** Directions **
Report, word for word, every line of the material that contains "модели".

----- Records for the task

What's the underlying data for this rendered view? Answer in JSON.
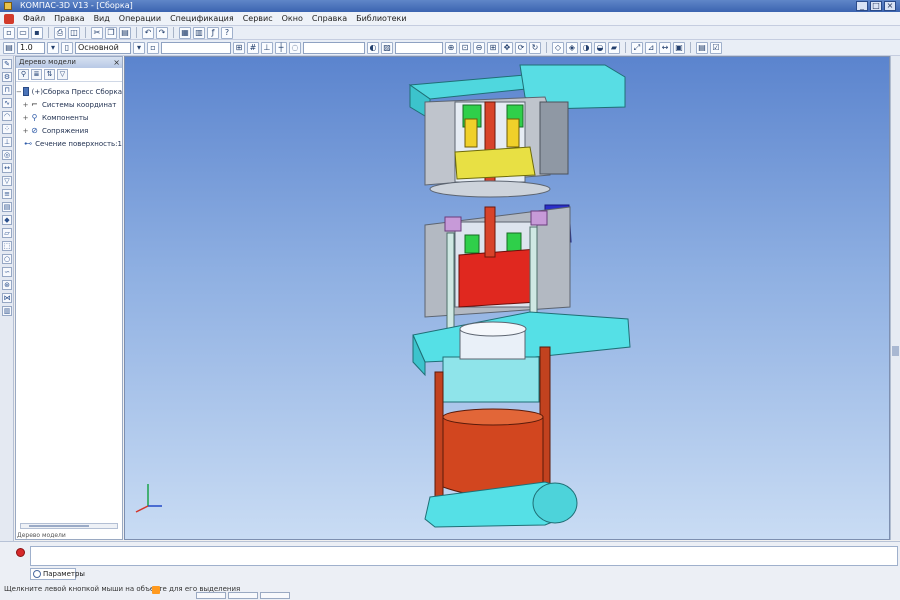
{
  "window": {
    "title": "КОМПАС-3D V13 - [Сборка]"
  },
  "menu": [
    "Файл",
    "Правка",
    "Вид",
    "Операции",
    "Спецификация",
    "Сервис",
    "Окно",
    "Справка",
    "Библиотеки"
  ],
  "toolbar": {
    "scale_value": "1.0",
    "style_value": "Основной"
  },
  "tree": {
    "header": "Дерево модели",
    "items": [
      {
        "label": "(+)Сборка Пресс Сборка",
        "expand": "−",
        "icon": "assembly-icon"
      },
      {
        "label": "Системы координат",
        "expand": "+",
        "icon": "coordinate-system-icon"
      },
      {
        "label": "Компоненты",
        "expand": "+",
        "icon": "components-icon"
      },
      {
        "label": "Сопряжения",
        "expand": "+",
        "icon": "mates-icon"
      },
      {
        "label": "Сечение поверхность:1",
        "expand": "",
        "icon": "section-icon"
      }
    ],
    "footer": "Дерево модели"
  },
  "prompt": {
    "tab_label": "Параметры"
  },
  "status": {
    "hint": "Щелкните левой кнопкой мыши на объекте для его выделения"
  },
  "colors": {
    "viewport_top": "#5b84ce",
    "viewport_bottom": "#c9dcf4",
    "part_cyan": "#55e0e6",
    "part_red": "#d8432a",
    "part_blue": "#2b2fc8",
    "part_green": "#2fcf4a",
    "part_yellow": "#e8e044",
    "part_grey": "#b9bfc7"
  }
}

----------

** Exercise solution **
    "header": "Дерево модели",
    "footer": "Дерево модели"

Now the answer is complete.